ENTRIES SUPPLIED:
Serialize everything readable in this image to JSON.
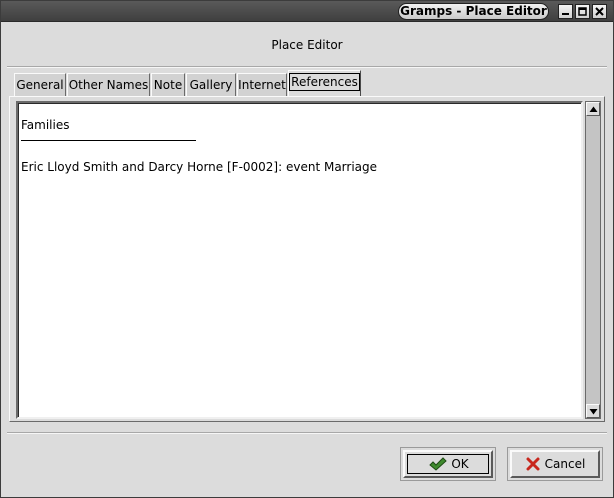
{
  "window": {
    "title": "Gramps - Place Editor",
    "controls": [
      "minimize-icon",
      "maximize-icon",
      "close-icon"
    ]
  },
  "dialog": {
    "heading": "Place Editor"
  },
  "tabs": [
    {
      "label": "General",
      "active": false
    },
    {
      "label": "Other Names",
      "active": false
    },
    {
      "label": "Note",
      "active": false
    },
    {
      "label": "Gallery",
      "active": false
    },
    {
      "label": "Internet",
      "active": false
    },
    {
      "label": "References",
      "active": true
    }
  ],
  "references": {
    "section_title": "Families",
    "items": [
      "Eric Lloyd Smith and Darcy Horne [F-0002]: event Marriage"
    ]
  },
  "buttons": {
    "ok": {
      "label": "OK",
      "icon": "ok-check-icon",
      "color": "#3f8a2e"
    },
    "cancel": {
      "label": "Cancel",
      "icon": "cancel-x-icon",
      "color": "#c8281e"
    }
  }
}
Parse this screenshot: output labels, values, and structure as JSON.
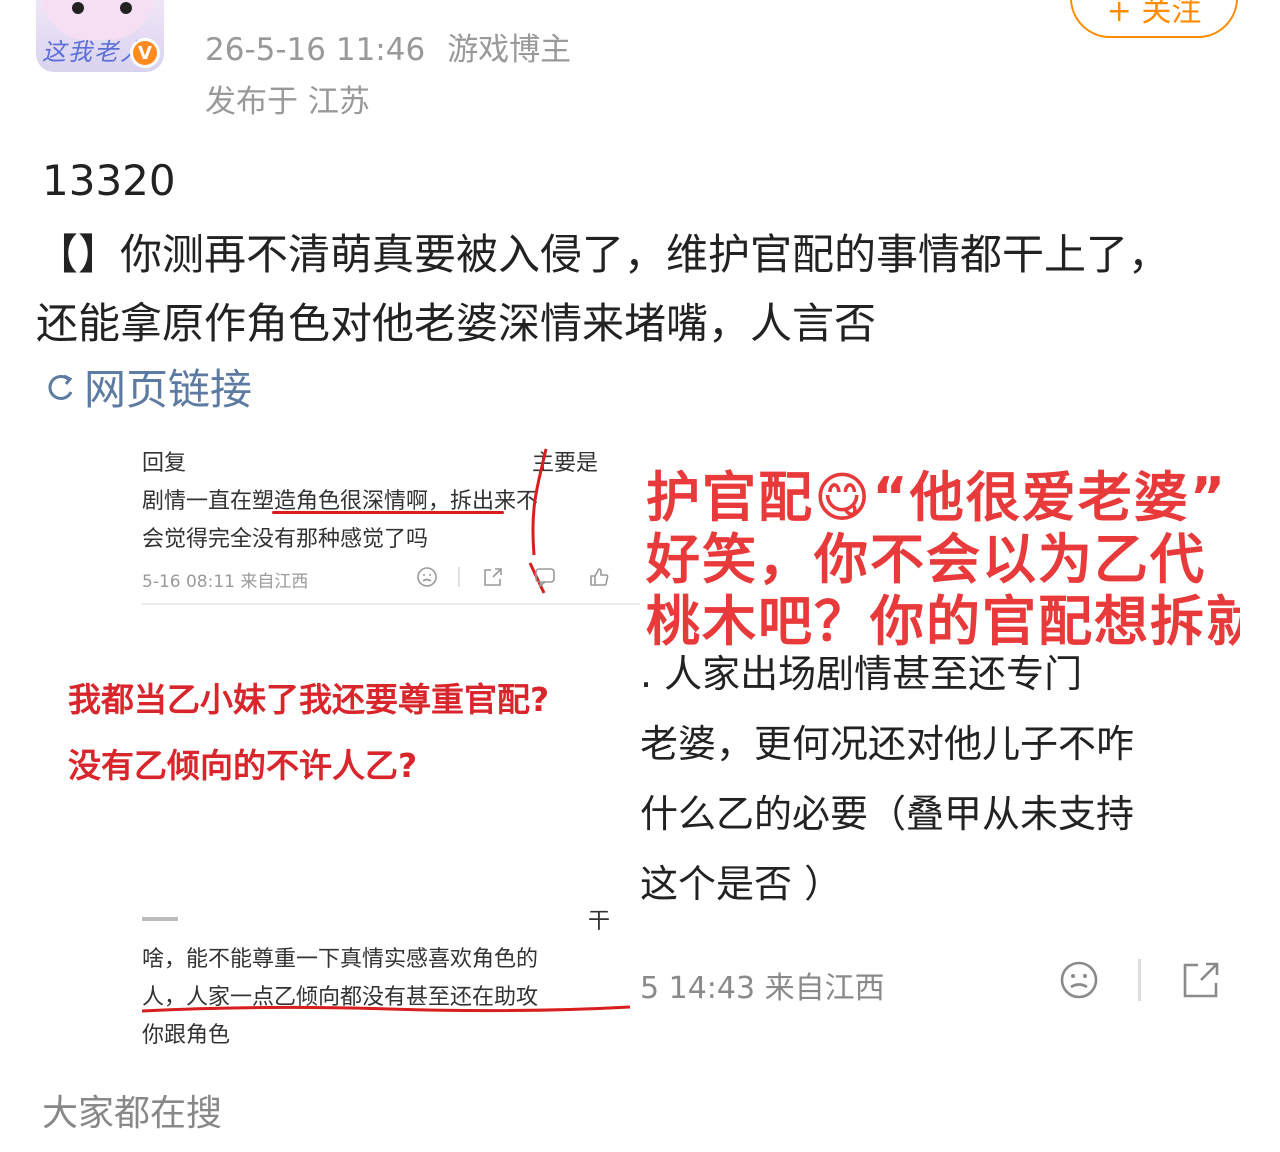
{
  "header": {
    "avatar_text": "这我老人",
    "verified_badge": "V",
    "timestamp": "26-5-16 11:46",
    "user_role": "游戏博主",
    "location": "发布于 江苏",
    "follow_label": "+ 关注"
  },
  "post": {
    "number": "13320",
    "body": "【】你测再不清萌真要被入侵了，维护官配的事情都干上了，还能拿原作角色对他老婆深情来堵嘴，人言否",
    "link_label": "网页链接",
    "link_icon": "link-icon"
  },
  "image_left": {
    "comment1_line1_start": "回复",
    "comment1_line1_end": "主要是",
    "comment1_line2": "剧情一直在塑造角色很深情啊，拆出来不",
    "comment1_line3": "会觉得完全没有那种感觉了吗",
    "comment1_meta": "5-16 08:11  来自江西",
    "caption_line1": "我都当乙小妹了我还要尊重官配?",
    "caption_line2": "没有乙倾向的不许人乙?",
    "comment2_line1_end": "干",
    "comment2_line2": "啥，能不能尊重一下真情实感喜欢角色的",
    "comment2_line3": "人，人家一点乙倾向都没有甚至还在助攻",
    "comment2_line4": "你跟角色",
    "icons": [
      "dislike-icon",
      "share-icon",
      "comment-icon",
      "like-icon"
    ]
  },
  "image_right": {
    "red_line1": "护官配😋“他很爱老婆”",
    "red_line2": "好笑，你不会以为乙代",
    "red_line3": "桃木吧？你的官配想拆就",
    "black_line1": ". 人家出场剧情甚至还专门",
    "black_line2": "老婆，更何况还对他儿子不咋",
    "black_line3": "什么乙的必要（叠甲从未支持",
    "black_line4": "这个是否            ）",
    "meta": "5 14:43  来自江西",
    "icons": [
      "dislike-icon",
      "share-icon"
    ]
  },
  "search_section": {
    "title": "大家都在搜"
  }
}
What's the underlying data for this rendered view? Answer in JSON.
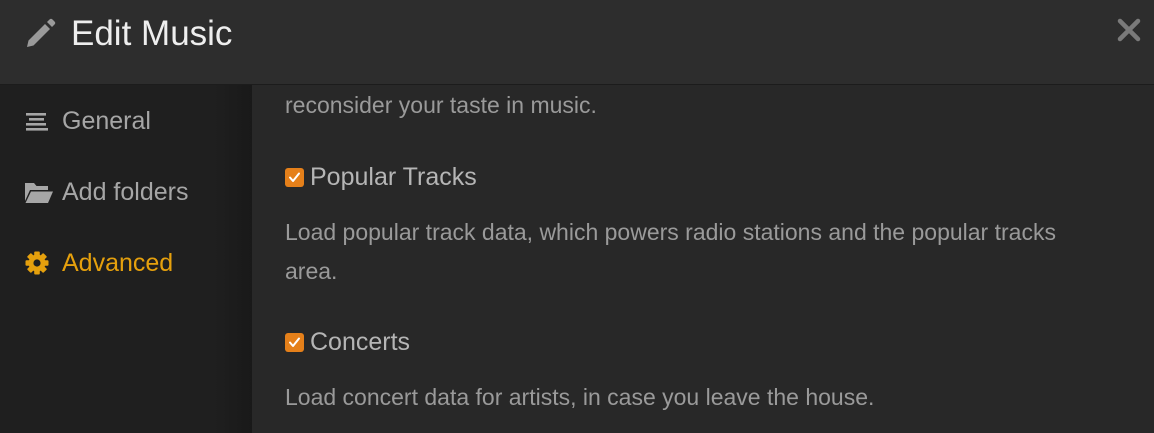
{
  "header": {
    "title": "Edit Music",
    "icon": "pencil-icon",
    "close_icon": "close-icon"
  },
  "sidebar": {
    "items": [
      {
        "label": "General",
        "icon": "align-lines-icon",
        "active": false
      },
      {
        "label": "Add folders",
        "icon": "folder-open-icon",
        "active": false
      },
      {
        "label": "Advanced",
        "icon": "gear-icon",
        "active": true
      }
    ]
  },
  "content": {
    "partial_text": "reconsider your taste in music.",
    "options": [
      {
        "label": "Popular Tracks",
        "checked": true,
        "description": "Load popular track data, which powers radio stations and the popular tracks area."
      },
      {
        "label": "Concerts",
        "checked": true,
        "description": "Load concert data for artists, in case you leave the house."
      }
    ]
  },
  "colors": {
    "accent": "#e5a00d",
    "checkbox": "#e5801a",
    "background": "#282828",
    "sidebar": "#1f1f1f",
    "header": "#2d2d2d"
  }
}
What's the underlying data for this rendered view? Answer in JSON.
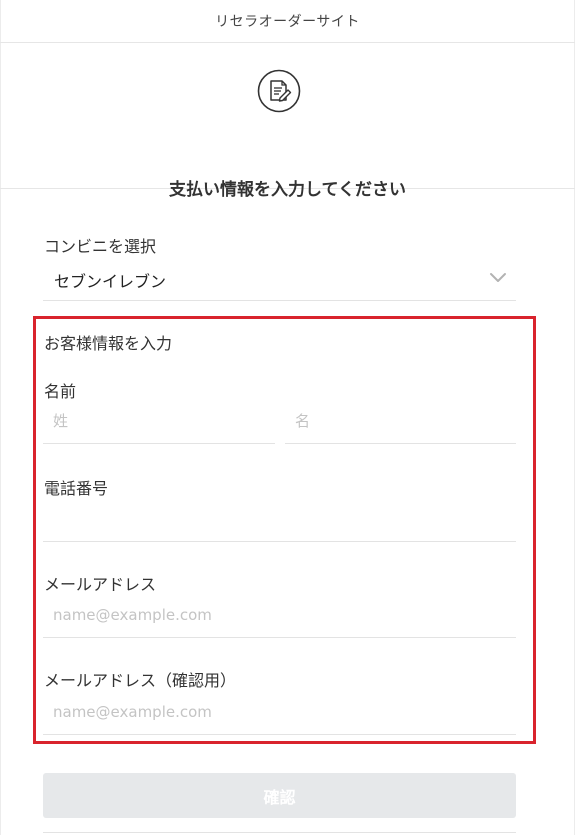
{
  "header": {
    "title": "リセラオーダーサイト"
  },
  "hero": {
    "icon": "document-edit-icon",
    "title": "支払い情報を入力してください"
  },
  "store": {
    "label": "コンビニを選択",
    "selected": "セブンイレブン"
  },
  "customer": {
    "section_label": "お客様情報を入力",
    "name_label": "名前",
    "last_name_placeholder": "姓",
    "first_name_placeholder": "名",
    "phone_label": "電話番号",
    "phone_value": "",
    "email_label": "メールアドレス",
    "email_placeholder": "name@example.com",
    "email_confirm_label": "メールアドレス（確認用）",
    "email_confirm_placeholder": "name@example.com"
  },
  "actions": {
    "confirm_label": "確認"
  },
  "colors": {
    "highlight": "#d9232d",
    "button_disabled": "#e6e8ea",
    "divider": "#e3e3e3"
  }
}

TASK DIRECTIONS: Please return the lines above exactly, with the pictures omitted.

FINAL ANSWER:
Serialize everything readable in this image to JSON.
{
  "window": {
    "title": "Gramps - Place Editor",
    "controls": [
      "minimize-icon",
      "maximize-icon",
      "close-icon"
    ]
  },
  "dialog": {
    "heading": "Place Editor"
  },
  "tabs": [
    {
      "label": "General",
      "active": false
    },
    {
      "label": "Other Names",
      "active": false
    },
    {
      "label": "Note",
      "active": false
    },
    {
      "label": "Gallery",
      "active": false
    },
    {
      "label": "Internet",
      "active": false
    },
    {
      "label": "References",
      "active": true
    }
  ],
  "references": {
    "section_title": "Families",
    "items": [
      "Eric Lloyd Smith and Darcy Horne [F-0002]: event Marriage"
    ]
  },
  "buttons": {
    "ok": {
      "label": "OK",
      "icon": "ok-check-icon",
      "color": "#3f8a2e"
    },
    "cancel": {
      "label": "Cancel",
      "icon": "cancel-x-icon",
      "color": "#c8281e"
    }
  }
}
Parse this screenshot: output labels, values, and structure as JSON.
{
  "header": {
    "avatar_text": "这我老人",
    "verified_badge": "V",
    "timestamp": "26-5-16 11:46",
    "user_role": "游戏博主",
    "location": "发布于 江苏",
    "follow_label": "+ 关注"
  },
  "post": {
    "number": "13320",
    "body": "【】你测再不清萌真要被入侵了，维护官配的事情都干上了，还能拿原作角色对他老婆深情来堵嘴，人言否",
    "link_label": "网页链接",
    "link_icon": "link-icon"
  },
  "image_left": {
    "comment1_line1_start": "回复",
    "comment1_line1_end": "主要是",
    "comment1_line2": "剧情一直在塑造角色很深情啊，拆出来不",
    "comment1_line3": "会觉得完全没有那种感觉了吗",
    "comment1_meta": "5-16 08:11  来自江西",
    "caption_line1": "我都当乙小妹了我还要尊重官配?",
    "caption_line2": "没有乙倾向的不许人乙?",
    "comment2_line1_end": "干",
    "comment2_line2": "啥，能不能尊重一下真情实感喜欢角色的",
    "comment2_line3": "人，人家一点乙倾向都没有甚至还在助攻",
    "comment2_line4": "你跟角色",
    "icons": [
      "dislike-icon",
      "share-icon",
      "comment-icon",
      "like-icon"
    ]
  },
  "image_right": {
    "red_line1": "护官配😋“他很爱老婆”",
    "red_line2": "好笑，你不会以为乙代",
    "red_line3": "桃木吧？你的官配想拆就",
    "black_line1": ". 人家出场剧情甚至还专门",
    "black_line2": "老婆，更何况还对他儿子不咋",
    "black_line3": "什么乙的必要（叠甲从未支持",
    "black_line4": "这个是否            ）",
    "meta": "5 14:43  来自江西",
    "icons": [
      "dislike-icon",
      "share-icon"
    ]
  },
  "search_section": {
    "title": "大家都在搜"
  }
}
What's the underlying data for this rendered view? Answer in JSON.
{
  "header": {
    "title": "Edit Music",
    "icon": "pencil-icon",
    "close_icon": "close-icon"
  },
  "sidebar": {
    "items": [
      {
        "label": "General",
        "icon": "align-lines-icon",
        "active": false
      },
      {
        "label": "Add folders",
        "icon": "folder-open-icon",
        "active": false
      },
      {
        "label": "Advanced",
        "icon": "gear-icon",
        "active": true
      }
    ]
  },
  "content": {
    "partial_text": "reconsider your taste in music.",
    "options": [
      {
        "label": "Popular Tracks",
        "checked": true,
        "description": "Load popular track data, which powers radio stations and the popular tracks area."
      },
      {
        "label": "Concerts",
        "checked": true,
        "description": "Load concert data for artists, in case you leave the house."
      }
    ]
  },
  "colors": {
    "accent": "#e5a00d",
    "checkbox": "#e5801a",
    "background": "#282828",
    "sidebar": "#1f1f1f",
    "header": "#2d2d2d"
  }
}
What's the underlying data for this rendered view? Answer in JSON.
{
  "header": {
    "title": "リセラオーダーサイト"
  },
  "hero": {
    "icon": "document-edit-icon",
    "title": "支払い情報を入力してください"
  },
  "store": {
    "label": "コンビニを選択",
    "selected": "セブンイレブン"
  },
  "customer": {
    "section_label": "お客様情報を入力",
    "name_label": "名前",
    "last_name_placeholder": "姓",
    "first_name_placeholder": "名",
    "phone_label": "電話番号",
    "phone_value": "",
    "email_label": "メールアドレス",
    "email_placeholder": "name@example.com",
    "email_confirm_label": "メールアドレス（確認用）",
    "email_confirm_placeholder": "name@example.com"
  },
  "actions": {
    "confirm_label": "確認"
  },
  "colors": {
    "highlight": "#d9232d",
    "button_disabled": "#e6e8ea",
    "divider": "#e3e3e3"
  }
}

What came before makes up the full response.